[What the task asks]
Without the images, set down each entry exactly.

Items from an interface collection
»»

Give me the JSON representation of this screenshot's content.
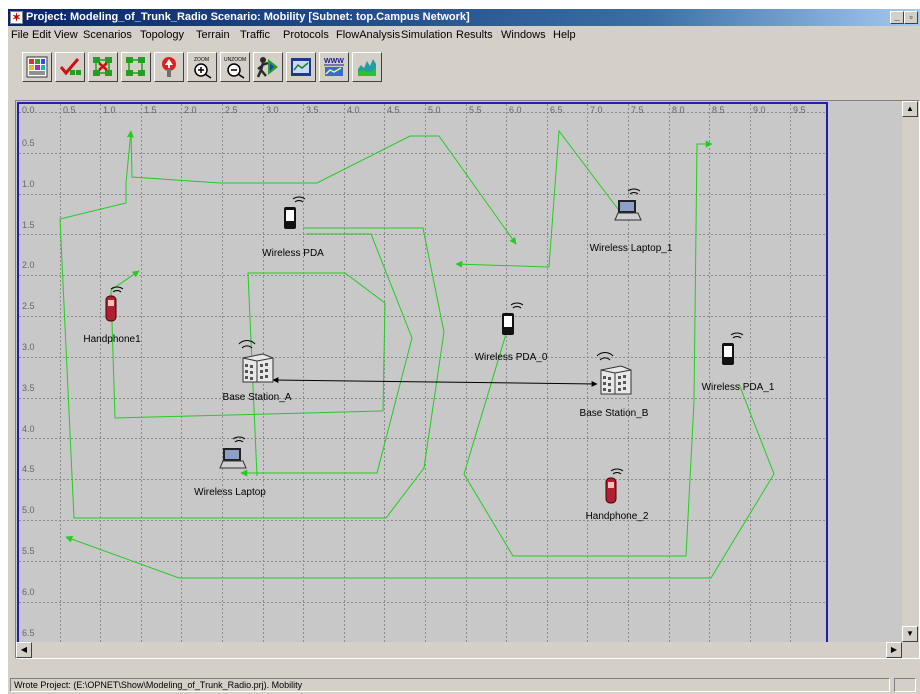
{
  "window": {
    "title": "Project: Modeling_of_Trunk_Radio Scenario: Mobility  [Subnet: top.Campus Network]"
  },
  "menu": [
    "File",
    "Edit",
    "View",
    "Scenarios",
    "Topology",
    "Terrain",
    "Traffic",
    "Protocols",
    "FlowAnalysis",
    "Simulation",
    "Results",
    "Windows",
    "Help"
  ],
  "toolbar": {
    "buttons": [
      {
        "name": "open-object-palette",
        "icon": "palette-icon"
      },
      {
        "name": "check-link-consistency",
        "icon": "check-link-icon"
      },
      {
        "name": "fail-selected-objects",
        "icon": "fail-node-icon"
      },
      {
        "name": "recover-selected-objects",
        "icon": "recover-node-icon"
      },
      {
        "name": "return-to-parent-subnet",
        "icon": "parent-subnet-icon"
      },
      {
        "name": "zoom",
        "icon": "zoom-in-icon",
        "label": "ZOOM"
      },
      {
        "name": "unzoom",
        "icon": "zoom-out-icon",
        "label": "UNZOOM"
      },
      {
        "name": "configure-discrete-event-simulation",
        "icon": "run-simulation-icon"
      },
      {
        "name": "view-results",
        "icon": "view-results-icon"
      },
      {
        "name": "web-report",
        "icon": "web-report-icon",
        "label": "WWW"
      },
      {
        "name": "hide-show-graphs",
        "icon": "graphs-icon"
      }
    ]
  },
  "grid": {
    "x_ticks": [
      "0.0",
      "0.5",
      "1.0",
      "1.5",
      "2.0",
      "2.5",
      "3.0",
      "3.5",
      "4.0",
      "4.5",
      "5.0",
      "5.5",
      "6.0",
      "6.5",
      "7.0",
      "7.5",
      "8.0",
      "8.5",
      "9.0",
      "9.5"
    ],
    "y_ticks": [
      "0.5",
      "1.0",
      "1.5",
      "2.0",
      "2.5",
      "3.0",
      "3.5",
      "4.0",
      "4.5",
      "5.0",
      "5.5",
      "6.0",
      "6.5"
    ],
    "colors": {
      "background": "#c8c8c8",
      "gridline": "#8c8c8c",
      "trajectory": "#22cc22",
      "link": "#000000",
      "border": "#2020b0"
    }
  },
  "nodes": [
    {
      "name": "wireless-pda",
      "label": "Wireless PDA",
      "type": "pda"
    },
    {
      "name": "wireless-laptop-1",
      "label": "Wireless Laptop_1",
      "type": "laptop"
    },
    {
      "name": "handphone1",
      "label": "Handphone1",
      "type": "phone"
    },
    {
      "name": "wireless-pda-0",
      "label": "Wireless PDA_0",
      "type": "pda"
    },
    {
      "name": "wireless-pda-1",
      "label": "Wireless PDA_1",
      "type": "pda"
    },
    {
      "name": "base-station-a",
      "label": "Base Station_A",
      "type": "base"
    },
    {
      "name": "base-station-b",
      "label": "Base Station_B",
      "type": "base"
    },
    {
      "name": "wireless-laptop",
      "label": "Wireless Laptop",
      "type": "laptop"
    },
    {
      "name": "handphone-2",
      "label": "Handphone_2",
      "type": "phone"
    }
  ],
  "status": {
    "message": "Wrote Project: (E:\\OPNET\\Show\\Modeling_of_Trunk_Radio.prj).  Mobility"
  }
}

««

[Expected answer]
Give me the JSON representation of this screenshot's content.
{
  "window": {
    "title": "Project: Modeling_of_Trunk_Radio Scenario: Mobility  [Subnet: top.Campus Network]"
  },
  "menu": [
    "File",
    "Edit",
    "View",
    "Scenarios",
    "Topology",
    "Terrain",
    "Traffic",
    "Protocols",
    "FlowAnalysis",
    "Simulation",
    "Results",
    "Windows",
    "Help"
  ],
  "toolbar": {
    "buttons": [
      {
        "name": "open-object-palette",
        "icon": "palette-icon"
      },
      {
        "name": "check-link-consistency",
        "icon": "check-link-icon"
      },
      {
        "name": "fail-selected-objects",
        "icon": "fail-node-icon"
      },
      {
        "name": "recover-selected-objects",
        "icon": "recover-node-icon"
      },
      {
        "name": "return-to-parent-subnet",
        "icon": "parent-subnet-icon"
      },
      {
        "name": "zoom",
        "icon": "zoom-in-icon",
        "label": "ZOOM"
      },
      {
        "name": "unzoom",
        "icon": "zoom-out-icon",
        "label": "UNZOOM"
      },
      {
        "name": "configure-discrete-event-simulation",
        "icon": "run-simulation-icon"
      },
      {
        "name": "view-results",
        "icon": "view-results-icon"
      },
      {
        "name": "web-report",
        "icon": "web-report-icon",
        "label": "WWW"
      },
      {
        "name": "hide-show-graphs",
        "icon": "graphs-icon"
      }
    ]
  },
  "grid": {
    "x_ticks": [
      "0.0",
      "0.5",
      "1.0",
      "1.5",
      "2.0",
      "2.5",
      "3.0",
      "3.5",
      "4.0",
      "4.5",
      "5.0",
      "5.5",
      "6.0",
      "6.5",
      "7.0",
      "7.5",
      "8.0",
      "8.5",
      "9.0",
      "9.5"
    ],
    "y_ticks": [
      "0.5",
      "1.0",
      "1.5",
      "2.0",
      "2.5",
      "3.0",
      "3.5",
      "4.0",
      "4.5",
      "5.0",
      "5.5",
      "6.0",
      "6.5"
    ],
    "colors": {
      "background": "#c8c8c8",
      "gridline": "#8c8c8c",
      "trajectory": "#22cc22",
      "link": "#000000",
      "border": "#2020b0"
    }
  },
  "nodes": [
    {
      "name": "wireless-pda",
      "label": "Wireless PDA",
      "type": "pda"
    },
    {
      "name": "wireless-laptop-1",
      "label": "Wireless Laptop_1",
      "type": "laptop"
    },
    {
      "name": "handphone1",
      "label": "Handphone1",
      "type": "phone"
    },
    {
      "name": "wireless-pda-0",
      "label": "Wireless PDA_0",
      "type": "pda"
    },
    {
      "name": "wireless-pda-1",
      "label": "Wireless PDA_1",
      "type": "pda"
    },
    {
      "name": "base-station-a",
      "label": "Base Station_A",
      "type": "base"
    },
    {
      "name": "base-station-b",
      "label": "Base Station_B",
      "type": "base"
    },
    {
      "name": "wireless-laptop",
      "label": "Wireless Laptop",
      "type": "laptop"
    },
    {
      "name": "handphone-2",
      "label": "Handphone_2",
      "type": "phone"
    }
  ],
  "status": {
    "message": "Wrote Project: (E:\\OPNET\\Show\\Modeling_of_Trunk_Radio.prj).  Mobility"
  }
}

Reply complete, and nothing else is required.